The lunar phase depends on the Moon's position in orbit around the Earth, and the Earth's position in orbit around the sun. This diagram looks down on Earth from the north. Earth's rotation and the Moon's orbit are both counter-clockwise here. From this diagram, we can see, for example, that the full moon will always rise at sunset, and that the waning crescent moon is high overhead around 9:00 AM local time. Lunar phases are the result of our seeing the illuminated half of the Moon at different angles. The Moon exhibits different phases as the relative positions of the Sun, Earth and Moon change, appearing as the Full moon when the Sun and Moon are on opposite sides of the Earth, and becoming invisible as the New Moon (also named Dark Moon) when they are on the same side: these two phases are examples of syzygies. The time between two Full Moons (or between successive occurrences of any two phases - for examples, First Quarter Moon to the next First quarter Moon) is about 29.53 days (or 29 days, 12 hours, 44 minutes); it is longer than the time it takes the Moon to orbit the Earth since the Earth-Moon system is orbiting the Sun. The phases are not created by the shadow of the Earth on the Moon (that would be a lunar eclipse); instead, they are a result of our seeing only part of the illuminated half of the Moon. Dark Moon - Not visible

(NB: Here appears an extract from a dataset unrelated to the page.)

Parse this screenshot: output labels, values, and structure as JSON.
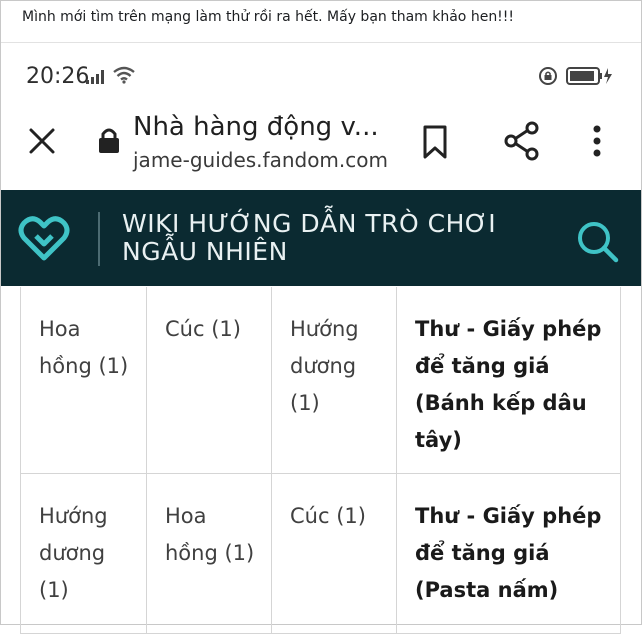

New Moon - Not visible, or traditionally: first visible crescent of the Moon Waxing Crescent Moon - Right 1-49% visible
First Quarter Moon - Right 50% visible
Waxing gibbous Moon - Right 51-99% visible
Full Moon - Fully visible
Waning gibbous Moon - Left 51-99% visible
Third Quarter Moon - Left 50% visible
Waning Crescent Moon - Left 1-49% visible
New Moon - Not visible
In the southern hemisphere, the above is reversed. For example: Waxing Crescent Moon - Left 1-49% visible
Waning Crescent Moon - Right 1-49% visible
When the Sun and Moon are on opposite sides of the Earth, the Moon appears full: the Moon appears as a wholly-illuminated disk. As the Moon orbits Earth, the Moon wanes, as the amount of illuminated lunar surface reduces, until the Moon effectively disappears at the New Moon, when the Moon is between Earth and the Sun and thus the illuminated half cannot be seen at all.
Gibbous (red) and crescent (blue) shapes resulting from dividing a circle with an inscribed half-ellipse.
Animation of the Moon as it cycles through its phases. The apparent wobbling of the Moon is known as libration. According to geometry, when a sphere is illuminated on one hemisphere and viewed from an angle, then the portion of the illuminated area visible from that angle will be observed to have the two-dimensional shape of a half-ellipse inscribed within a half-circle, where the major axis of the ellipse is the same as the diameter of the semicircular arc. If the half-ellipse is convex with respect to the half-circle, then the shape will be gibbous, and if the half-ellipse is concave with respect to the half-circle, then the shape will be a crescent. If the eccentricity of the ellipse is 1, then a half-circle will be seen; while if the eccentricity of the ellipse is 0, then either a fully-illuminated or fully-dark circular disk will be seen (i.e. a full moon or new moon). Of course, actual observations of the Moon's lit area will not completely correspond with these abstract geometrical shapes, due to varying surface reflectivities, the lesser brightness of illuminated areas which are viewed at a low angle, etc. The different phases of the Moon...